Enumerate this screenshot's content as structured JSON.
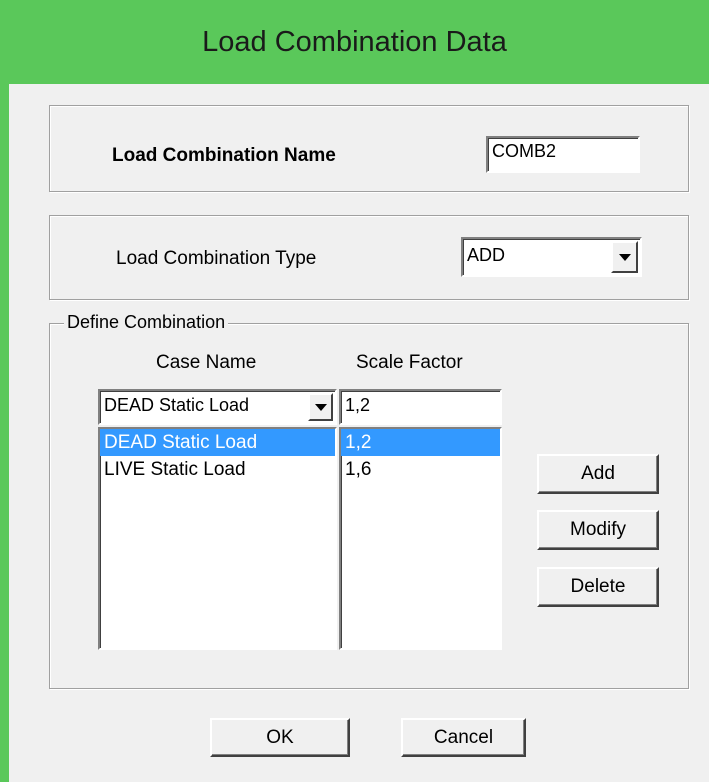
{
  "window": {
    "title": "Load Combination Data"
  },
  "name_group": {
    "label": "Load Combination Name",
    "value": "COMB2"
  },
  "type_group": {
    "label": "Load Combination Type",
    "selected": "ADD"
  },
  "define_group": {
    "legend": "Define Combination",
    "case_header": "Case Name",
    "scale_header": "Scale Factor",
    "case_selected": "DEAD Static Load",
    "scale_input": "1,2",
    "rows": [
      {
        "case": "DEAD Static Load",
        "scale": "1,2",
        "selected": true
      },
      {
        "case": "LIVE Static Load",
        "scale": "1,6",
        "selected": false
      }
    ],
    "add_label": "Add",
    "modify_label": "Modify",
    "delete_label": "Delete"
  },
  "footer": {
    "ok_label": "OK",
    "cancel_label": "Cancel"
  },
  "colors": {
    "titlebar": "#5ac85a",
    "selection": "#3399ff",
    "dialog_bg": "#f0f0f0"
  }
}
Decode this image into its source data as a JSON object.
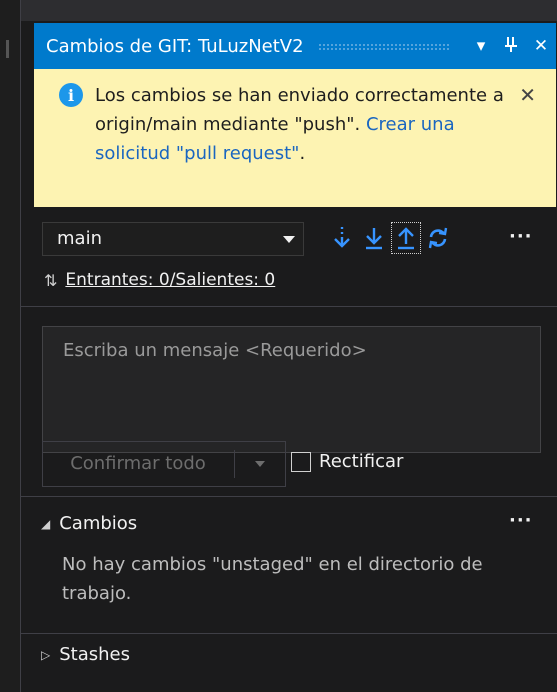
{
  "window": {
    "title": "Cambios de GIT: TuLuzNetV2",
    "controls": [
      {
        "name": "dropdown-icon",
        "glyph": "▾"
      },
      {
        "name": "pin-icon",
        "glyph": "ᵼ"
      },
      {
        "name": "close-icon",
        "glyph": "✕"
      }
    ]
  },
  "info_bar": {
    "icon": "info-icon",
    "icon_glyph": "i",
    "message": "Los cambios se han enviado correctamente a origin/main mediante \"push\". ",
    "link": "Crear una solicitud \"pull request\"",
    "message_end": ".",
    "close_glyph": "✕"
  },
  "toolbar": {
    "branch": "main",
    "actions": [
      "fetch-icon",
      "pull-icon",
      "push-icon",
      "sync-icon",
      "more-icon"
    ],
    "more_glyph": "···"
  },
  "sync": {
    "icon_glyph": "⇅",
    "label": "Entrantes: 0/Salientes: 0"
  },
  "commit": {
    "message_placeholder": "Escriba un mensaje <Requerido>",
    "commit_all_label": "Confirmar todo",
    "amend_label": "Rectificar",
    "amend_checked": false
  },
  "changes": {
    "expanded_glyph": "◢",
    "title": "Cambios",
    "more_glyph": "···",
    "empty_message": "No hay cambios \"unstaged\" en el directorio de trabajo."
  },
  "stashes": {
    "collapsed_glyph": "▷",
    "title": "Stashes"
  },
  "colors": {
    "accent": "#007acc",
    "info_bg": "#fdf3b2",
    "panel_bg": "#1b1b1c",
    "link": "#1a66c0",
    "icon_blue": "#3794ff"
  }
}
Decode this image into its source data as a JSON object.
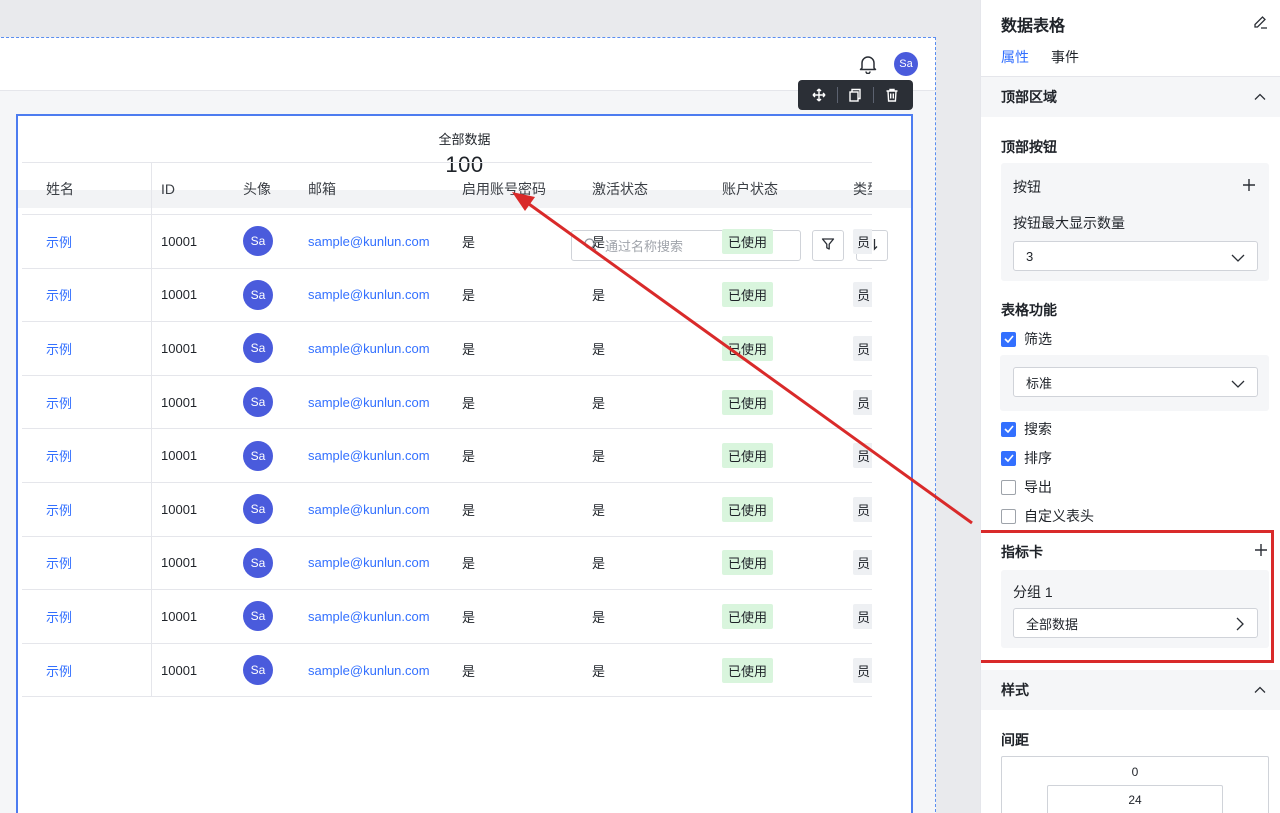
{
  "canvas": {
    "metric": {
      "label": "全部数据",
      "value": "100"
    },
    "search": {
      "placeholder": "通过名称搜索"
    },
    "table": {
      "columns": [
        "姓名",
        "ID",
        "头像",
        "邮箱",
        "启用账号密码",
        "激活状态",
        "账户状态",
        "类型"
      ],
      "rows": [
        [
          "示例",
          "10001",
          "Sa",
          "sample@kunlun.com",
          "是",
          "是",
          "已使用",
          "员"
        ],
        [
          "示例",
          "10001",
          "Sa",
          "sample@kunlun.com",
          "是",
          "是",
          "已使用",
          "员"
        ],
        [
          "示例",
          "10001",
          "Sa",
          "sample@kunlun.com",
          "是",
          "是",
          "已使用",
          "员"
        ],
        [
          "示例",
          "10001",
          "Sa",
          "sample@kunlun.com",
          "是",
          "是",
          "已使用",
          "员"
        ],
        [
          "示例",
          "10001",
          "Sa",
          "sample@kunlun.com",
          "是",
          "是",
          "已使用",
          "员"
        ],
        [
          "示例",
          "10001",
          "Sa",
          "sample@kunlun.com",
          "是",
          "是",
          "已使用",
          "员"
        ],
        [
          "示例",
          "10001",
          "Sa",
          "sample@kunlun.com",
          "是",
          "是",
          "已使用",
          "员"
        ],
        [
          "示例",
          "10001",
          "Sa",
          "sample@kunlun.com",
          "是",
          "是",
          "已使用",
          "员"
        ],
        [
          "示例",
          "10001",
          "Sa",
          "sample@kunlun.com",
          "是",
          "是",
          "已使用",
          "员"
        ]
      ]
    },
    "user_avatar": "Sa"
  },
  "panel": {
    "title": "数据表格",
    "tabs": [
      "属性",
      "事件"
    ],
    "sections": {
      "top_area": "顶部区域",
      "top_buttons": "顶部按钮",
      "button_label": "按钮",
      "max_buttons_label": "按钮最大显示数量",
      "max_buttons_value": "3",
      "table_features": "表格功能",
      "filter": "筛选",
      "filter_mode": "标准",
      "search": "搜索",
      "sort": "排序",
      "export": "导出",
      "custom_header": "自定义表头",
      "metric_card": "指标卡",
      "group": "分组 1",
      "group_item": "全部数据",
      "style": "样式",
      "spacing": "间距",
      "spacing_outer": "0",
      "spacing_inner": "24"
    },
    "checks": {
      "filter": true,
      "search": true,
      "sort": true,
      "export": false,
      "custom_header": false
    }
  },
  "colors": {
    "accent": "#3370ff",
    "highlight": "#d92a2a",
    "avatar": "#4a5bdc",
    "tag_green": "#d9f5dd"
  }
}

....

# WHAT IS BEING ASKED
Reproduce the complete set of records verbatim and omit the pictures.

# ANSWER FOR THIS EXERCISE
Enumerate this screenshot's content as structured JSON.
{
  "window": {
    "title": "Load Combination Data"
  },
  "name_group": {
    "label": "Load Combination Name",
    "value": "COMB2"
  },
  "type_group": {
    "label": "Load Combination Type",
    "selected": "ADD"
  },
  "define_group": {
    "legend": "Define Combination",
    "case_header": "Case Name",
    "scale_header": "Scale Factor",
    "case_selected": "DEAD Static Load",
    "scale_input": "1,2",
    "rows": [
      {
        "case": "DEAD Static Load",
        "scale": "1,2",
        "selected": true
      },
      {
        "case": "LIVE Static Load",
        "scale": "1,6",
        "selected": false
      }
    ],
    "add_label": "Add",
    "modify_label": "Modify",
    "delete_label": "Delete"
  },
  "footer": {
    "ok_label": "OK",
    "cancel_label": "Cancel"
  },
  "colors": {
    "titlebar": "#5ac85a",
    "selection": "#3399ff",
    "dialog_bg": "#f0f0f0"
  }
}
Decode this image into its source data as a JSON object.
{
  "window": {
    "title": "Cambios de GIT: TuLuzNetV2",
    "controls": [
      {
        "name": "dropdown-icon",
        "glyph": "▾"
      },
      {
        "name": "pin-icon",
        "glyph": "ᵼ"
      },
      {
        "name": "close-icon",
        "glyph": "✕"
      }
    ]
  },
  "info_bar": {
    "icon": "info-icon",
    "icon_glyph": "i",
    "message": "Los cambios se han enviado correctamente a origin/main mediante \"push\". ",
    "link": "Crear una solicitud \"pull request\"",
    "message_end": ".",
    "close_glyph": "✕"
  },
  "toolbar": {
    "branch": "main",
    "actions": [
      "fetch-icon",
      "pull-icon",
      "push-icon",
      "sync-icon",
      "more-icon"
    ],
    "more_glyph": "···"
  },
  "sync": {
    "icon_glyph": "⇅",
    "label": "Entrantes: 0/Salientes: 0"
  },
  "commit": {
    "message_placeholder": "Escriba un mensaje <Requerido>",
    "commit_all_label": "Confirmar todo",
    "amend_label": "Rectificar",
    "amend_checked": false
  },
  "changes": {
    "expanded_glyph": "◢",
    "title": "Cambios",
    "more_glyph": "···",
    "empty_message": "No hay cambios \"unstaged\" en el directorio de trabajo."
  },
  "stashes": {
    "collapsed_glyph": "▷",
    "title": "Stashes"
  },
  "colors": {
    "accent": "#007acc",
    "info_bg": "#fdf3b2",
    "panel_bg": "#1b1b1c",
    "link": "#1a66c0",
    "icon_blue": "#3794ff"
  }
}
Decode this image into its source data as a JSON object.
{
  "canvas": {
    "metric": {
      "label": "全部数据",
      "value": "100"
    },
    "search": {
      "placeholder": "通过名称搜索"
    },
    "table": {
      "columns": [
        "姓名",
        "ID",
        "头像",
        "邮箱",
        "启用账号密码",
        "激活状态",
        "账户状态",
        "类型"
      ],
      "rows": [
        [
          "示例",
          "10001",
          "Sa",
          "sample@kunlun.com",
          "是",
          "是",
          "已使用",
          "员"
        ],
        [
          "示例",
          "10001",
          "Sa",
          "sample@kunlun.com",
          "是",
          "是",
          "已使用",
          "员"
        ],
        [
          "示例",
          "10001",
          "Sa",
          "sample@kunlun.com",
          "是",
          "是",
          "已使用",
          "员"
        ],
        [
          "示例",
          "10001",
          "Sa",
          "sample@kunlun.com",
          "是",
          "是",
          "已使用",
          "员"
        ],
        [
          "示例",
          "10001",
          "Sa",
          "sample@kunlun.com",
          "是",
          "是",
          "已使用",
          "员"
        ],
        [
          "示例",
          "10001",
          "Sa",
          "sample@kunlun.com",
          "是",
          "是",
          "已使用",
          "员"
        ],
        [
          "示例",
          "10001",
          "Sa",
          "sample@kunlun.com",
          "是",
          "是",
          "已使用",
          "员"
        ],
        [
          "示例",
          "10001",
          "Sa",
          "sample@kunlun.com",
          "是",
          "是",
          "已使用",
          "员"
        ],
        [
          "示例",
          "10001",
          "Sa",
          "sample@kunlun.com",
          "是",
          "是",
          "已使用",
          "员"
        ]
      ]
    },
    "user_avatar": "Sa"
  },
  "panel": {
    "title": "数据表格",
    "tabs": [
      "属性",
      "事件"
    ],
    "sections": {
      "top_area": "顶部区域",
      "top_buttons": "顶部按钮",
      "button_label": "按钮",
      "max_buttons_label": "按钮最大显示数量",
      "max_buttons_value": "3",
      "table_features": "表格功能",
      "filter": "筛选",
      "filter_mode": "标准",
      "search": "搜索",
      "sort": "排序",
      "export": "导出",
      "custom_header": "自定义表头",
      "metric_card": "指标卡",
      "group": "分组 1",
      "group_item": "全部数据",
      "style": "样式",
      "spacing": "间距",
      "spacing_outer": "0",
      "spacing_inner": "24"
    },
    "checks": {
      "filter": true,
      "search": true,
      "sort": true,
      "export": false,
      "custom_header": false
    }
  },
  "colors": {
    "accent": "#3370ff",
    "highlight": "#d92a2a",
    "avatar": "#4a5bdc",
    "tag_green": "#d9f5dd"
  }
}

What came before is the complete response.